#### What is expected:
Could you please repeat the data below word for word?
══ Provided entries ══
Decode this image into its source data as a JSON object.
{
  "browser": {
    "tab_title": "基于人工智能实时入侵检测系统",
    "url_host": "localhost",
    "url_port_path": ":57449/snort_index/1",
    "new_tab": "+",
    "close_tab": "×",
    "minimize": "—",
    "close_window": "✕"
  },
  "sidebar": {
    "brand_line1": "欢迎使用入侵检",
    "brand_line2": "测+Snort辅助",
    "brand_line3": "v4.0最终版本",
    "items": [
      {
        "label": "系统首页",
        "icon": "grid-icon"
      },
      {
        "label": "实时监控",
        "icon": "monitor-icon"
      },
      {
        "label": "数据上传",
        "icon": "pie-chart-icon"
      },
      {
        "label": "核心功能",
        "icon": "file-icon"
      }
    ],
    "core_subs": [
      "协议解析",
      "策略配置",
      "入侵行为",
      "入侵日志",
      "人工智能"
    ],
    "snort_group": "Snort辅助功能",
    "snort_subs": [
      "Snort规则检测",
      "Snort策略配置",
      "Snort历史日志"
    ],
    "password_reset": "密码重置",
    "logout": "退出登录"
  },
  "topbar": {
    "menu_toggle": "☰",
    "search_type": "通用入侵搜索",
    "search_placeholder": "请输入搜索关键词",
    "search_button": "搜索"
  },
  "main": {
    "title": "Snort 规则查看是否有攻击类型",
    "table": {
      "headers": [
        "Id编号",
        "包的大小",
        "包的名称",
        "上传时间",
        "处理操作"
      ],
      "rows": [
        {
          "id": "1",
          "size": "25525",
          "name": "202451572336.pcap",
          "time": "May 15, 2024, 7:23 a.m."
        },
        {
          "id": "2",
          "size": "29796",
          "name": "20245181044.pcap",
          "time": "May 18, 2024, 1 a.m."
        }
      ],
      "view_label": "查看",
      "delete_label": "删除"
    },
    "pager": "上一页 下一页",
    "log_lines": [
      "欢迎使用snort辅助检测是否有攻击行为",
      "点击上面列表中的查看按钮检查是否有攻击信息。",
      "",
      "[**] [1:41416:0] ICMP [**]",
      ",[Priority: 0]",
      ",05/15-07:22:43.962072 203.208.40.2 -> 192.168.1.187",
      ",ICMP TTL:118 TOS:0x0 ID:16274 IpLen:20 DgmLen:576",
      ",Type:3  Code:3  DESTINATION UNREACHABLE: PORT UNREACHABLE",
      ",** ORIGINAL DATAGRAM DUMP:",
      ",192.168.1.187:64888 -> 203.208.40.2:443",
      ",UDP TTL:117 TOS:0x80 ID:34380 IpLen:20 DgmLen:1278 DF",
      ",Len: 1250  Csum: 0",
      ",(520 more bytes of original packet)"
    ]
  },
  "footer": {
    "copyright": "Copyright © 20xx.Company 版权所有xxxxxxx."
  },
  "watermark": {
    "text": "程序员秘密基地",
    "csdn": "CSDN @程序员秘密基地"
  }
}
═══
#### Result below:
Decode this image into its source data as a JSON object.
{
  "browser": {
    "tab_title": "基于人工智能实时入侵检测系统",
    "url_host": "localhost",
    "url_port_path": ":57449/snort_index/1",
    "new_tab": "+",
    "close_tab": "×",
    "minimize": "—",
    "close_window": "✕"
  },
  "sidebar": {
    "brand_line1": "欢迎使用入侵检",
    "brand_line2": "测+Snort辅助",
    "brand_line3": "v4.0最终版本",
    "items": [
      {
        "label": "系统首页",
        "icon": "grid-icon"
      },
      {
        "label": "实时监控",
        "icon": "monitor-icon"
      },
      {
        "label": "数据上传",
        "icon": "pie-chart-icon"
      },
      {
        "label": "核心功能",
        "icon": "file-icon"
      }
    ],
    "core_subs": [
      "协议解析",
      "策略配置",
      "入侵行为",
      "入侵日志",
      "人工智能"
    ],
    "snort_group": "Snort辅助功能",
    "snort_subs": [
      "Snort规则检测",
      "Snort策略配置",
      "Snort历史日志"
    ],
    "password_reset": "密码重置",
    "logout": "退出登录"
  },
  "topbar": {
    "menu_toggle": "☰",
    "search_type": "通用入侵搜索",
    "search_placeholder": "请输入搜索关键词",
    "search_button": "搜索"
  },
  "main": {
    "title": "Snort 规则查看是否有攻击类型",
    "table": {
      "headers": [
        "Id编号",
        "包的大小",
        "包的名称",
        "上传时间",
        "处理操作"
      ],
      "rows": [
        {
          "id": "1",
          "size": "25525",
          "name": "202451572336.pcap",
          "time": "May 15, 2024, 7:23 a.m."
        },
        {
          "id": "2",
          "size": "29796",
          "name": "20245181044.pcap",
          "time": "May 18, 2024, 1 a.m."
        }
      ],
      "view_label": "查看",
      "delete_label": "删除"
    },
    "pager": "上一页 下一页",
    "log_lines": [
      "欢迎使用snort辅助检测是否有攻击行为",
      "点击上面列表中的查看按钮检查是否有攻击信息。",
      "",
      "[**] [1:41416:0] ICMP [**]",
      ",[Priority: 0]",
      ",05/15-07:22:43.962072 203.208.40.2 -> 192.168.1.187",
      ",ICMP TTL:118 TOS:0x0 ID:16274 IpLen:20 DgmLen:576",
      ",Type:3  Code:3  DESTINATION UNREACHABLE: PORT UNREACHABLE",
      ",** ORIGINAL DATAGRAM DUMP:",
      ",192.168.1.187:64888 -> 203.208.40.2:443",
      ",UDP TTL:117 TOS:0x80 ID:34380 IpLen:20 DgmLen:1278 DF",
      ",Len: 1250  Csum: 0",
      ",(520 more bytes of original packet)"
    ]
  },
  "footer": {
    "copyright": "Copyright © 20xx.Company 版权所有xxxxxxx."
  },
  "watermark": {
    "text": "程序员秘密基地",
    "csdn": "CSDN @程序员秘密基地"
  }
}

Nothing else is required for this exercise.